I have an orchid that still blooms after living here for five years.

It had so overgrown its pot this past winter I bought soil, not the right kind, it is in bark but all I could find was as fine as dust.

It seems the orchid didn’t mind the change in soil, it bloomed yet again.  But it did mind a great deal that I had tried to bury all those hangy out roots.  I tried to bury them into their new bigger pot but the outcome was, if they were very unhappy those roots died, if they were moderately happy they lifted themselves from the dirt, and if they were really happy they hung their roots over the pot.

It takes a lot of attention to understand a plant, how much more for a person?


Seagulls and Ariel Ballet

mixed media on paper

Tundra Swans

I’ve always envied birds their ability to fly. Defying gravity is something achieved only in a dream state or in the liquid world of water.

I read Jonathan Livingston Seagull by Richard Bach at thirteen, the year it was published. As books go it was a big influence. And I loved it. I reread it recently, the intervening years haven’t changed my opinion or lessened my appreciation.  It remains a window into another way to experience the world. One full of light and joy.

To fly as fast as thought, to anywhere that is, you must begin by knowing that you have already arrived…

The trick was to know that his true nature lived, as perfect as an unwritten number, everywhere at once occurs across space and time…

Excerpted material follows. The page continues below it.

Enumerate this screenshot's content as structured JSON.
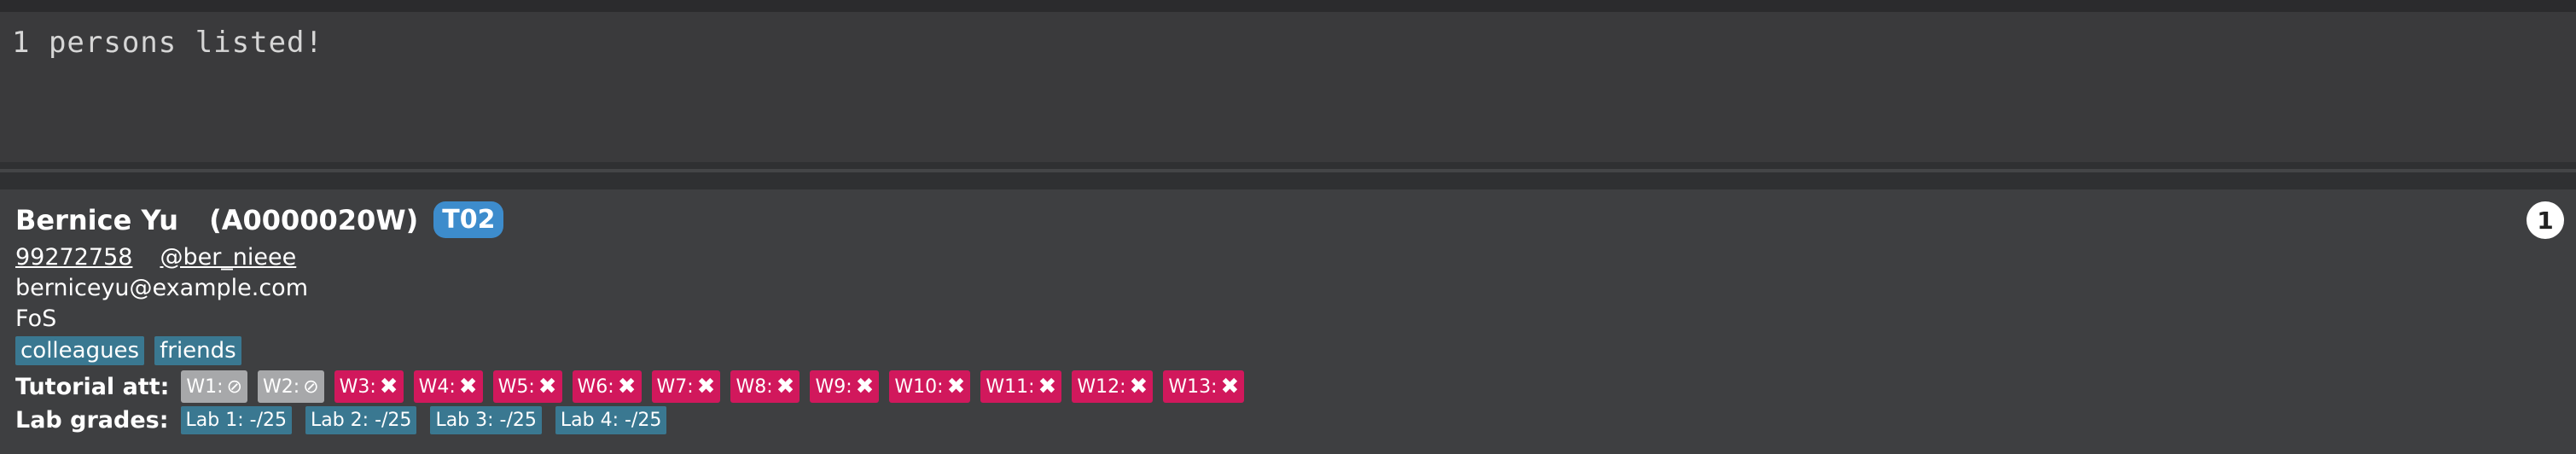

Forget about faith! You don’t need faith to fly, you needed to understand flying this is just the same. Now try again…

Page eighty Jonathan Livingston Seagull author Richard Bach


…overcome space, and all we have left is Here. Overcome time, and all we have left is Now.

Page eighty seven

So another diversion. The book that made me see the world differently was The Descent of Woman by Elaine Morgan. It was the first and only time I read a history that tried to solve the problem of women and children in the landscape of our evolution. It was a thrilling moment to see the world view rocked in this way in this particular manner. As thrilling as my then new understanding of a proton. That it is both a particle and a wave, an object and pure energy both depending on the window you looked out of.

So Elaine Morgan gave me a new way to see the world, through my eyes and not the eyes of history. It is all in the details figuring out how life works, goes on, is lived, the details.

Do you take sugar in your tea, or do you drink coffee. Do you put on your socks first or last? Eat oranges or prefer apples.

Clocks measure time to create history.

Our hearts keep time with infinity.